EXERCISE DIRECTIONS ▸
Examine each line of the listing below. Copy those in which the string "roles" appears.

GIVEN DATA ▸

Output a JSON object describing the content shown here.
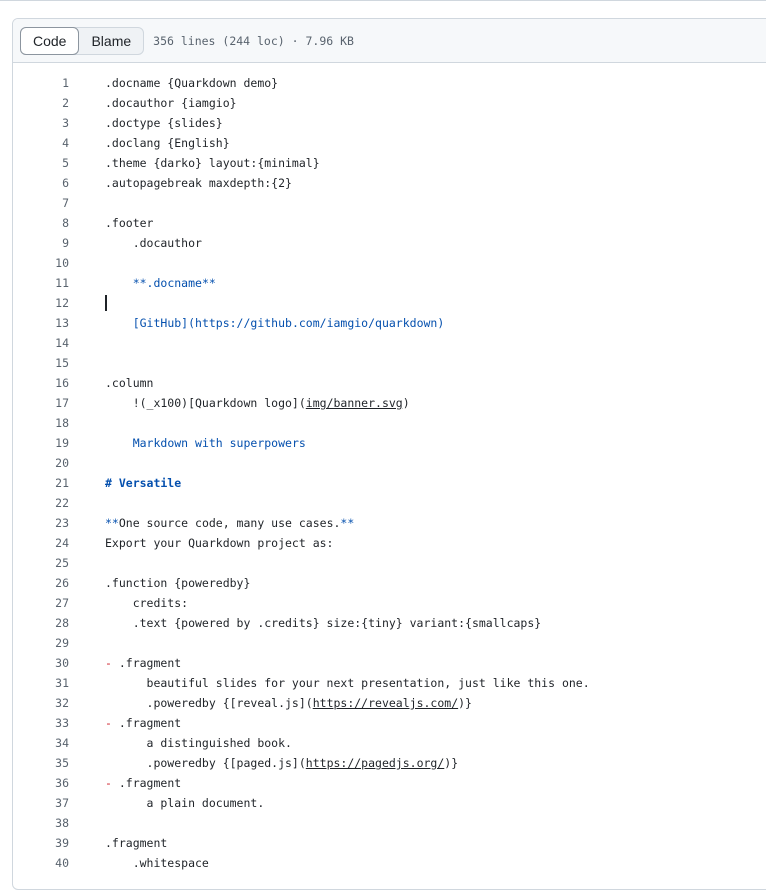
{
  "header": {
    "tabs": [
      {
        "label": "Code",
        "active": true
      },
      {
        "label": "Blame",
        "active": false
      }
    ],
    "file_info": "356 lines (244 loc) · 7.96 KB"
  },
  "colors": {
    "keyword": "#0550ae",
    "bullet": "#cf222e",
    "text": "#1f2328",
    "line_number": "#59636e"
  },
  "caret_line": 12,
  "lines": [
    {
      "n": "1",
      "tokens": [
        {
          "t": ".docname {Quarkdown demo}"
        }
      ]
    },
    {
      "n": "2",
      "tokens": [
        {
          "t": ".docauthor {iamgio}"
        }
      ]
    },
    {
      "n": "3",
      "tokens": [
        {
          "t": ".doctype {slides}"
        }
      ]
    },
    {
      "n": "4",
      "tokens": [
        {
          "t": ".doclang {English}"
        }
      ]
    },
    {
      "n": "5",
      "tokens": [
        {
          "t": ".theme {darko} layout:{minimal}"
        }
      ]
    },
    {
      "n": "6",
      "tokens": [
        {
          "t": ".autopagebreak maxdepth:{2}"
        }
      ]
    },
    {
      "n": "7",
      "tokens": []
    },
    {
      "n": "8",
      "tokens": [
        {
          "t": ".footer"
        }
      ]
    },
    {
      "n": "9",
      "tokens": [
        {
          "t": "    .docauthor"
        }
      ]
    },
    {
      "n": "10",
      "tokens": []
    },
    {
      "n": "11",
      "tokens": [
        {
          "t": "    "
        },
        {
          "t": "**.docname**",
          "c": "blue"
        }
      ]
    },
    {
      "n": "12",
      "tokens": []
    },
    {
      "n": "13",
      "tokens": [
        {
          "t": "    "
        },
        {
          "t": "[GitHub](https://github.com/iamgio/quarkdown)",
          "c": "blue"
        }
      ]
    },
    {
      "n": "14",
      "tokens": []
    },
    {
      "n": "15",
      "tokens": []
    },
    {
      "n": "16",
      "tokens": [
        {
          "t": ".column"
        }
      ]
    },
    {
      "n": "17",
      "tokens": [
        {
          "t": "    !(_x100)[Quarkdown logo]("
        },
        {
          "t": "img/banner.svg",
          "c": "link"
        },
        {
          "t": ")"
        }
      ]
    },
    {
      "n": "18",
      "tokens": []
    },
    {
      "n": "19",
      "tokens": [
        {
          "t": "    "
        },
        {
          "t": "Markdown with superpowers",
          "c": "blue"
        }
      ]
    },
    {
      "n": "20",
      "tokens": []
    },
    {
      "n": "21",
      "tokens": [
        {
          "t": "# Versatile",
          "c": "bold"
        }
      ]
    },
    {
      "n": "22",
      "tokens": []
    },
    {
      "n": "23",
      "tokens": [
        {
          "t": "**",
          "c": "blue"
        },
        {
          "t": "One source code, many use cases."
        },
        {
          "t": "**",
          "c": "blue"
        }
      ]
    },
    {
      "n": "24",
      "tokens": [
        {
          "t": "Export your Quarkdown project as:"
        }
      ]
    },
    {
      "n": "25",
      "tokens": []
    },
    {
      "n": "26",
      "tokens": [
        {
          "t": ".function {poweredby}"
        }
      ]
    },
    {
      "n": "27",
      "tokens": [
        {
          "t": "    credits:"
        }
      ]
    },
    {
      "n": "28",
      "tokens": [
        {
          "t": "    .text {powered by .credits} size:{tiny} variant:{smallcaps}"
        }
      ]
    },
    {
      "n": "29",
      "tokens": []
    },
    {
      "n": "30",
      "tokens": [
        {
          "t": "-",
          "c": "red"
        },
        {
          "t": " .fragment"
        }
      ]
    },
    {
      "n": "31",
      "tokens": [
        {
          "t": "      beautiful slides for your next presentation, just like this one."
        }
      ]
    },
    {
      "n": "32",
      "tokens": [
        {
          "t": "      .poweredby {[reveal.js]("
        },
        {
          "t": "https://revealjs.com/",
          "c": "link"
        },
        {
          "t": ")}"
        }
      ]
    },
    {
      "n": "33",
      "tokens": [
        {
          "t": "-",
          "c": "red"
        },
        {
          "t": " .fragment"
        }
      ]
    },
    {
      "n": "34",
      "tokens": [
        {
          "t": "      a distinguished book."
        }
      ]
    },
    {
      "n": "35",
      "tokens": [
        {
          "t": "      .poweredby {[paged.js]("
        },
        {
          "t": "https://pagedjs.org/",
          "c": "link"
        },
        {
          "t": ")}"
        }
      ]
    },
    {
      "n": "36",
      "tokens": [
        {
          "t": "-",
          "c": "red"
        },
        {
          "t": " .fragment"
        }
      ]
    },
    {
      "n": "37",
      "tokens": [
        {
          "t": "      a plain document."
        }
      ]
    },
    {
      "n": "38",
      "tokens": []
    },
    {
      "n": "39",
      "tokens": [
        {
          "t": ".fragment"
        }
      ]
    },
    {
      "n": "40",
      "tokens": [
        {
          "t": "    .whitespace"
        }
      ]
    }
  ]
}
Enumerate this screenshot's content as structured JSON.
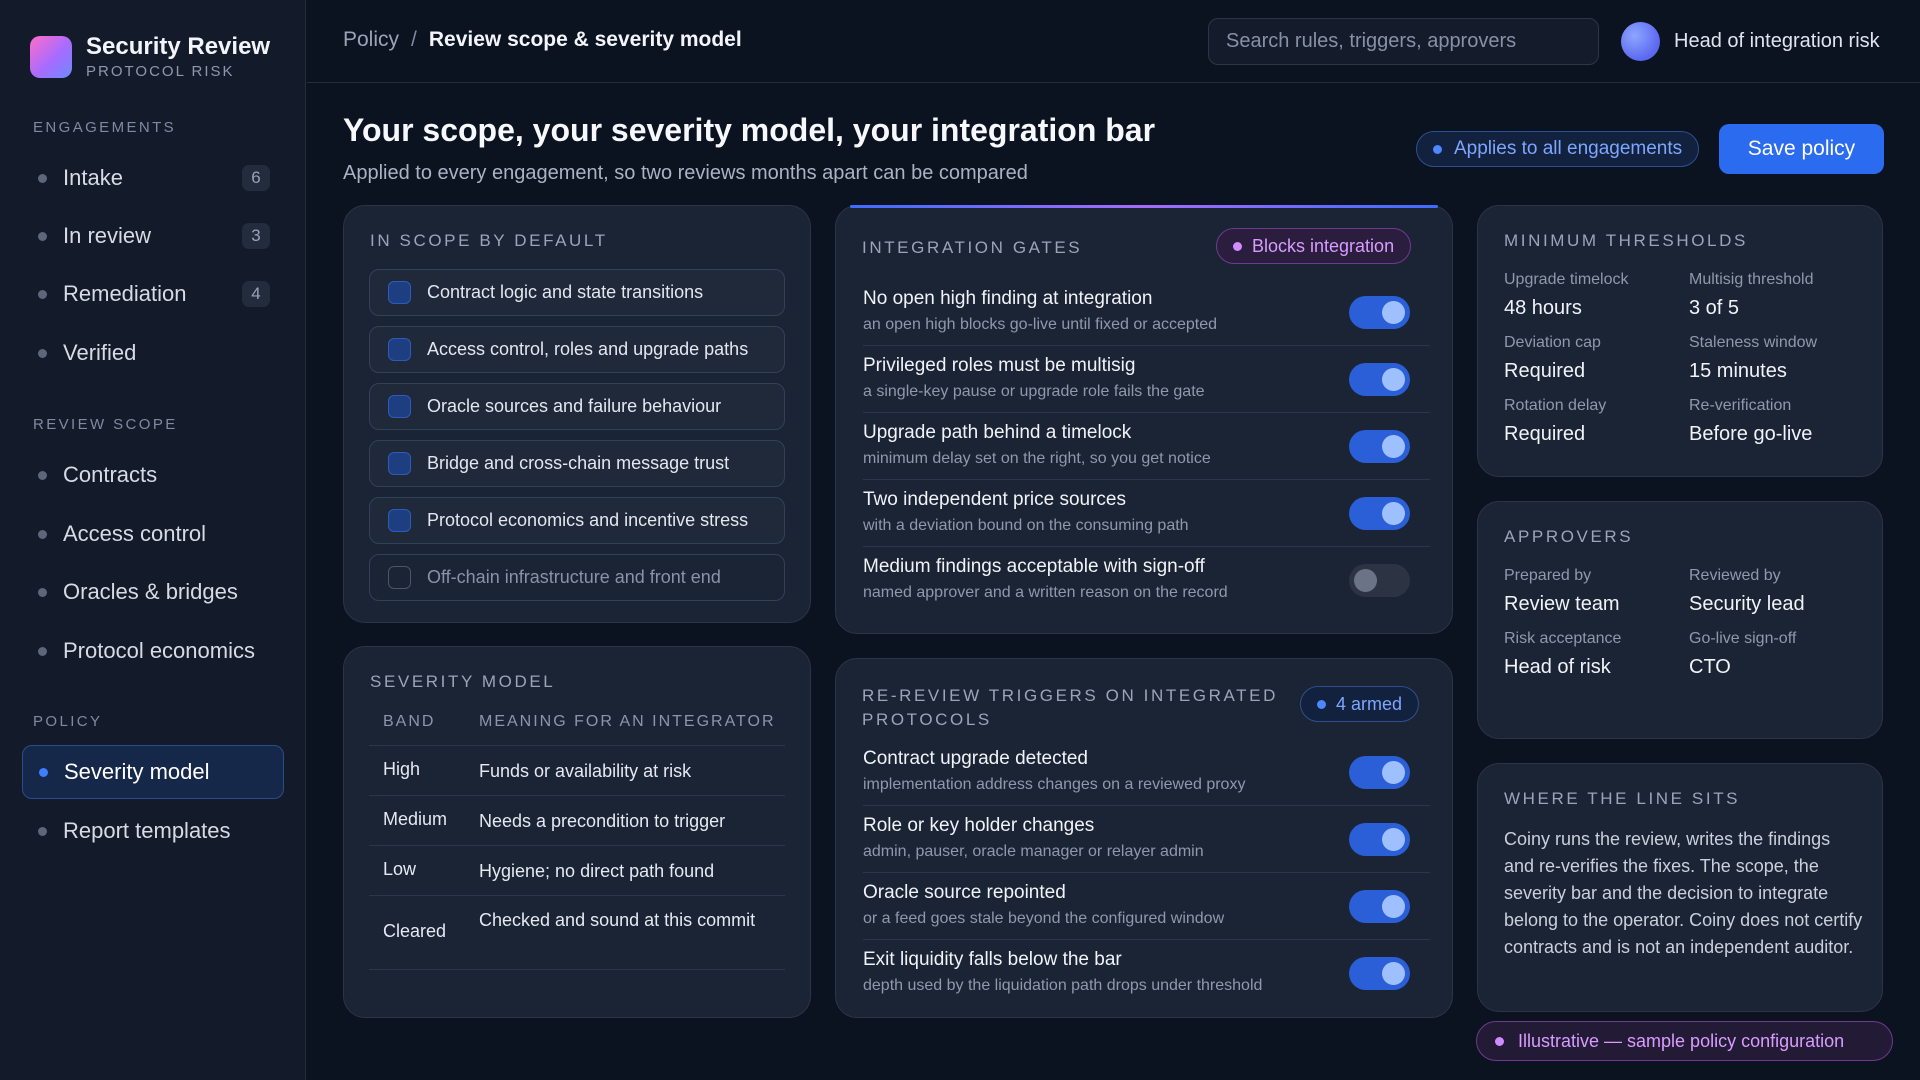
{
  "brand": {
    "title": "Security Review",
    "subtitle": "PROTOCOL RISK"
  },
  "sidebar": {
    "engagements_label": "ENGAGEMENTS",
    "engagements": [
      {
        "label": "Intake",
        "count": "6"
      },
      {
        "label": "In review",
        "count": "3"
      },
      {
        "label": "Remediation",
        "count": "4"
      },
      {
        "label": "Verified"
      }
    ],
    "scope_label": "REVIEW SCOPE",
    "scope": [
      {
        "label": "Contracts"
      },
      {
        "label": "Access control"
      },
      {
        "label": "Oracles & bridges"
      },
      {
        "label": "Protocol economics"
      }
    ],
    "policy_label": "POLICY",
    "policy": [
      {
        "label": "Severity model",
        "active": true
      },
      {
        "label": "Report templates"
      }
    ]
  },
  "topbar": {
    "breadcrumb_parent": "Policy",
    "breadcrumb_sep": "/",
    "breadcrumb_current": "Review scope & severity model",
    "search_placeholder": "Search rules, triggers, approvers",
    "user_name": "Head of integration risk"
  },
  "header": {
    "title": "Your scope, your severity model, your integration bar",
    "subtitle": "Applied to every engagement, so two reviews months apart can be compared",
    "scope_pill": "Applies to all engagements",
    "save_label": "Save policy"
  },
  "in_scope": {
    "label": "IN SCOPE BY DEFAULT",
    "items": [
      {
        "label": "Contract logic and state transitions",
        "checked": true
      },
      {
        "label": "Access control, roles and upgrade paths",
        "checked": true
      },
      {
        "label": "Oracle sources and failure behaviour",
        "checked": true
      },
      {
        "label": "Bridge and cross-chain message trust",
        "checked": true
      },
      {
        "label": "Protocol economics and incentive stress",
        "checked": true
      },
      {
        "label": "Off-chain infrastructure and front end",
        "checked": false
      }
    ]
  },
  "severity": {
    "label": "SEVERITY MODEL",
    "col_band": "BAND",
    "col_meaning": "MEANING FOR AN INTEGRATOR",
    "rows": [
      {
        "band": "High",
        "meaning": "Funds or availability at risk"
      },
      {
        "band": "Medium",
        "meaning": "Needs a precondition to trigger"
      },
      {
        "band": "Low",
        "meaning": "Hygiene; no direct path found"
      },
      {
        "band": "Cleared",
        "meaning": "Checked and sound at this commit"
      }
    ]
  },
  "gates": {
    "label": "INTEGRATION GATES",
    "badge": "Blocks integration",
    "items": [
      {
        "title": "No open high finding at integration",
        "desc": "an open high blocks go-live until fixed or accepted",
        "on": true
      },
      {
        "title": "Privileged roles must be multisig",
        "desc": "a single-key pause or upgrade role fails the gate",
        "on": true
      },
      {
        "title": "Upgrade path behind a timelock",
        "desc": "minimum delay set on the right, so you get notice",
        "on": true
      },
      {
        "title": "Two independent price sources",
        "desc": "with a deviation bound on the consuming path",
        "on": true
      },
      {
        "title": "Medium findings acceptable with sign-off",
        "desc": "named approver and a written reason on the record",
        "on": false
      }
    ]
  },
  "triggers": {
    "label_line1": "RE-REVIEW TRIGGERS ON INTEGRATED",
    "label_line2": "PROTOCOLS",
    "badge": "4 armed",
    "items": [
      {
        "title": "Contract upgrade detected",
        "desc": "implementation address changes on a reviewed proxy",
        "on": true
      },
      {
        "title": "Role or key holder changes",
        "desc": "admin, pauser, oracle manager or relayer admin",
        "on": true
      },
      {
        "title": "Oracle source repointed",
        "desc": "or a feed goes stale beyond the configured window",
        "on": true
      },
      {
        "title": "Exit liquidity falls below the bar",
        "desc": "depth used by the liquidation path drops under threshold",
        "on": true
      }
    ]
  },
  "thresholds": {
    "label": "MINIMUM THRESHOLDS",
    "items": [
      {
        "key": "Upgrade timelock",
        "value": "48 hours"
      },
      {
        "key": "Multisig threshold",
        "value": "3 of 5"
      },
      {
        "key": "Deviation cap",
        "value": "Required"
      },
      {
        "key": "Staleness window",
        "value": "15 minutes"
      },
      {
        "key": "Rotation delay",
        "value": "Required"
      },
      {
        "key": "Re-verification",
        "value": "Before go-live"
      }
    ]
  },
  "approvers": {
    "label": "APPROVERS",
    "items": [
      {
        "key": "Prepared by",
        "value": "Review team"
      },
      {
        "key": "Reviewed by",
        "value": "Security lead"
      },
      {
        "key": "Risk acceptance",
        "value": "Head of risk"
      },
      {
        "key": "Go-live sign-off",
        "value": "CTO"
      }
    ]
  },
  "line": {
    "label": "WHERE THE LINE SITS",
    "text": "Coiny runs the review, writes the findings and re-verifies the fixes. The scope, the severity bar and the decision to integrate belong to the operator. Coiny does not certify contracts and is not an independent auditor."
  },
  "footer_badge": "Illustrative — sample policy configuration",
  "colors": {
    "accent": "#2a6bf0",
    "violet": "#d08cff",
    "background": "#0b1220"
  }
}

EXERCISE RESPONSE ▸
        "label": "Access control, roles and upgrade paths",
        "title": "Privileged roles must be multisig",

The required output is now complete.